I am continuously surprised how frequently my research shows up in other places in my life. Or maybe my life shows up in my research. I shouldn't be surprised that I'm interested in scholarly pursuits that also haunt me on a personal level. I've been preparing the past few weeks for my C's presentation on nostalgia and archives and representation. Michelle recently borrowed a 3.5 floppy disk reader so I went through all of my disks and transferred them to the hard drive. Of course, I discovered some poems from my early graduate and undergraduate career as well as many of my old essays and research projects. So as I'm trying to navigate the layers of theorizing nostalgia, I'm re-experiencing my own yearnings as I read through these poems. What is so striking to me here is the sense of longing in my writing. In some, I long for forgiveness, in others I seek something to make the yearning less acute. But it's there in every single poem. It's difficult for me to read some of the poems because I realize how truly sad and scared I was. All the while, I've been thinking that that time in my life, I was fearless and reckless and brave. And perhaps I was, on the surface. But reading these poems, I can see how lost I felt, which is to be expected for a 25-year-old girl in the South in 2003 who had no clue where her life was going.

The following is an example from late July of 2003 when I was housesitting for a friend, drinking bottles of wine each night and writing poetry. I was 25 and weeks away from leaving Alabama for grad school.

past afternoon

I’m thinking of my father
the way I have thousands of times,
his large hands
holding records
as he slides
into my mind
carved in watercolor
blues and greens,
this man who gave me
music
and room to fall
in love
with ladybugs I saved
in jars,
watched them fight for
air until I learned
you can’t hold on
when something’s dying.
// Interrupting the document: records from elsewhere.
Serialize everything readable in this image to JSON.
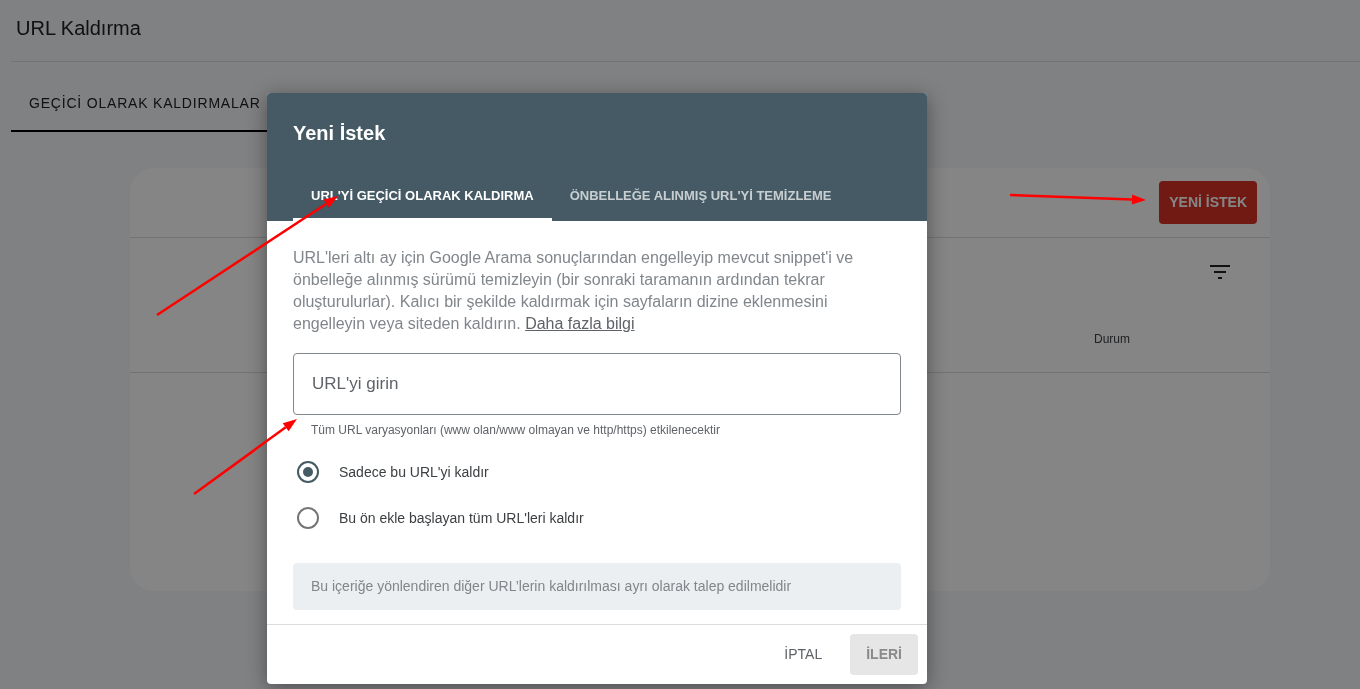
{
  "page": {
    "title": "URL Kaldırma"
  },
  "tabs": [
    {
      "label": "GEÇİCİ OLARAK KALDIRMALAR",
      "selected": true
    }
  ],
  "card": {
    "button": "YENİ İSTEK",
    "columns": [
      {
        "label": "Durum"
      }
    ]
  },
  "dialog": {
    "title": "Yeni İstek",
    "tabs": [
      {
        "label": "URL'Yİ GEÇİCİ OLARAK KALDIRMA",
        "selected": true
      },
      {
        "label": "ÖNBELLEĞE ALINMIŞ URL'Yİ TEMİZLEME",
        "selected": false
      }
    ],
    "description": "URL'leri altı ay için Google Arama sonuçlarından engelleyip mevcut snippet'i ve önbelleğe alınmış sürümü temizleyin (bir sonraki taramanın ardından tekrar oluşturulurlar). Kalıcı bir şekilde kaldırmak için sayfaların dizine eklenmesini engelleyin veya siteden kaldırın.",
    "link": "Daha fazla bilgi",
    "url_field": {
      "placeholder": "URL'yi girin"
    },
    "helper": "Tüm URL varyasyonları (www olan/www olmayan ve http/https) etkilenecektir",
    "options": [
      {
        "label": "Sadece bu URL'yi kaldır",
        "selected": true
      },
      {
        "label": "Bu ön ekle başlayan tüm URL'leri kaldır",
        "selected": false
      }
    ],
    "note": "Bu içeriğe yönlendiren diğer URL’lerin kaldırılması ayrı olarak talep edilmelidir",
    "buttons": [
      {
        "label": "İPTAL",
        "kind": "text",
        "disabled": false
      },
      {
        "label": "İLERİ",
        "kind": "filled",
        "disabled": true
      }
    ]
  }
}
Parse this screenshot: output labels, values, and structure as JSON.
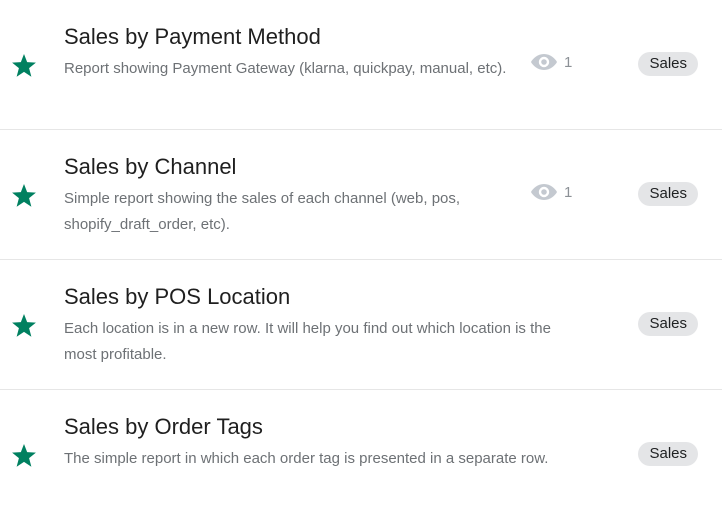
{
  "colors": {
    "star": "#008060",
    "tag_bg": "#e4e5e7",
    "eye": "#c4c9d0",
    "description_text": "#6d7175"
  },
  "reports": [
    {
      "starred": true,
      "star_icon": "star-icon",
      "title": "Sales by Payment Method",
      "description": "Report showing Payment Gateway (klarna, quickpay, manual, etc).",
      "views_icon": "eye-icon",
      "views": "1",
      "tag": "Sales"
    },
    {
      "starred": true,
      "star_icon": "star-icon",
      "title": "Sales by Channel",
      "description": "Simple report showing the sales of each channel (web, pos, shopify_draft_order, etc).",
      "views_icon": "eye-icon",
      "views": "1",
      "tag": "Sales"
    },
    {
      "starred": true,
      "star_icon": "star-icon",
      "title": "Sales by POS Location",
      "description": "Each location is in a new row. It will help you find out which location is the most profitable.",
      "tag": "Sales"
    },
    {
      "starred": true,
      "star_icon": "star-icon",
      "title": "Sales by Order Tags",
      "description": "The simple report in which each order tag is presented in a separate row.",
      "tag": "Sales"
    }
  ]
}
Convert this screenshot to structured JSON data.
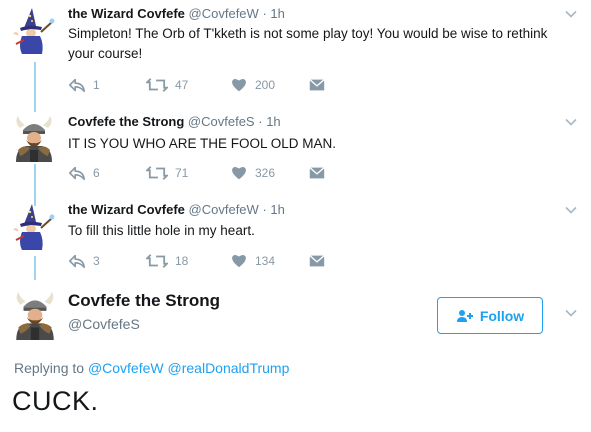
{
  "tweets": [
    {
      "name": "the Wizard Covfefe",
      "handle": "@CovfefeW",
      "dot": "·",
      "time": "1h",
      "text_lines": [
        "Simpleton! The Orb of T'kketh is not some play toy! You would be wise to rethink",
        "your course!"
      ],
      "avatar": "wizard-avatar",
      "replies": "1",
      "retweets": "47",
      "likes": "200"
    },
    {
      "name": "Covfefe the Strong",
      "handle": "@CovfefeS",
      "dot": "·",
      "time": "1h",
      "text_lines": [
        "IT IS YOU WHO ARE THE FOOL OLD MAN."
      ],
      "avatar": "viking-avatar",
      "replies": "6",
      "retweets": "71",
      "likes": "326"
    },
    {
      "name": "the Wizard Covfefe",
      "handle": "@CovfefeW",
      "dot": "·",
      "time": "1h",
      "text_lines": [
        "To fill this little hole in my heart."
      ],
      "avatar": "wizard-avatar",
      "replies": "3",
      "retweets": "18",
      "likes": "134"
    }
  ],
  "main": {
    "name": "Covfefe the Strong",
    "handle": "@CovfefeS",
    "avatar": "viking-avatar",
    "follow_label": "Follow",
    "replying_prefix": "Replying to",
    "reply_to_1": "@CovfefeW",
    "reply_to_2": "@realDonaldTrump",
    "text": "CUCK."
  },
  "colors": {
    "accent": "#1da1f2",
    "thread_line": "#9fd3f0",
    "muted": "#657786",
    "icon": "#8899a6"
  },
  "icons": [
    "reply-icon",
    "retweet-icon",
    "heart-icon",
    "dm-icon",
    "chevron-down-icon",
    "follow-person-icon"
  ]
}
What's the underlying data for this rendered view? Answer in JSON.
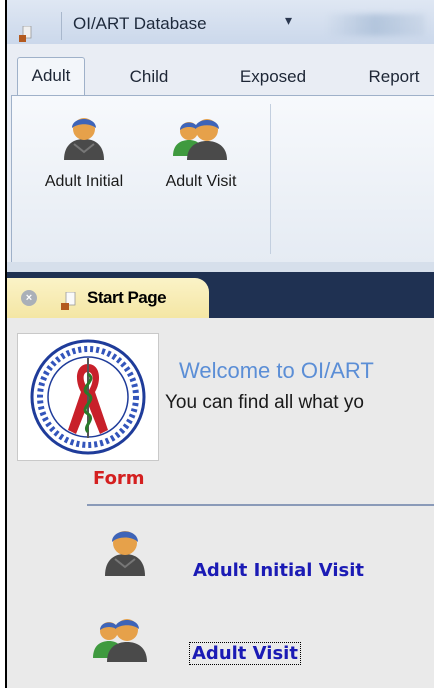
{
  "window": {
    "title": "OI/ART Database",
    "qat_glyph": "▾"
  },
  "ribbon": {
    "tabs": [
      {
        "label": "Adult",
        "active": true
      },
      {
        "label": "Child",
        "active": false
      },
      {
        "label": "Exposed",
        "active": false
      },
      {
        "label": "Report",
        "active": false
      }
    ],
    "buttons": [
      {
        "label": "Adult Initial",
        "icon": "single-user-icon"
      },
      {
        "label": "Adult Visit",
        "icon": "two-users-icon"
      }
    ]
  },
  "document_tab": {
    "title": "Start Page",
    "close_glyph": "×"
  },
  "start_page": {
    "welcome": "Welcome to OI/ART",
    "subtext": "You can find all what yo",
    "form_heading": "Form",
    "links": [
      {
        "label": "Adult Initial Visit",
        "icon": "single-user-icon"
      },
      {
        "label": "Adult Visit",
        "icon": "two-users-icon"
      }
    ]
  },
  "colors": {
    "link": "#1b1bb5",
    "heading": "#d42020",
    "welcome": "#5b8ed6",
    "doc_strip": "#1f3152",
    "doc_tab": "#f4e6a4"
  }
}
so I’ve opened myself
and spun in circles,
air breathing my skin
like those nights
on the roof
when brother and I
talked of living near the ocean
and watched fireflies distant dance
between cranberry limbs

today, I wonder if he imagines
how small his hands felt in mine,
how hard it was not to crush his fingers
as he fell;
wonder if he’s ever afraid
to let go and if he’s known
the bittersweet taste
that lingers from unopened
jars or windows

and past afternoon,
I question that I do.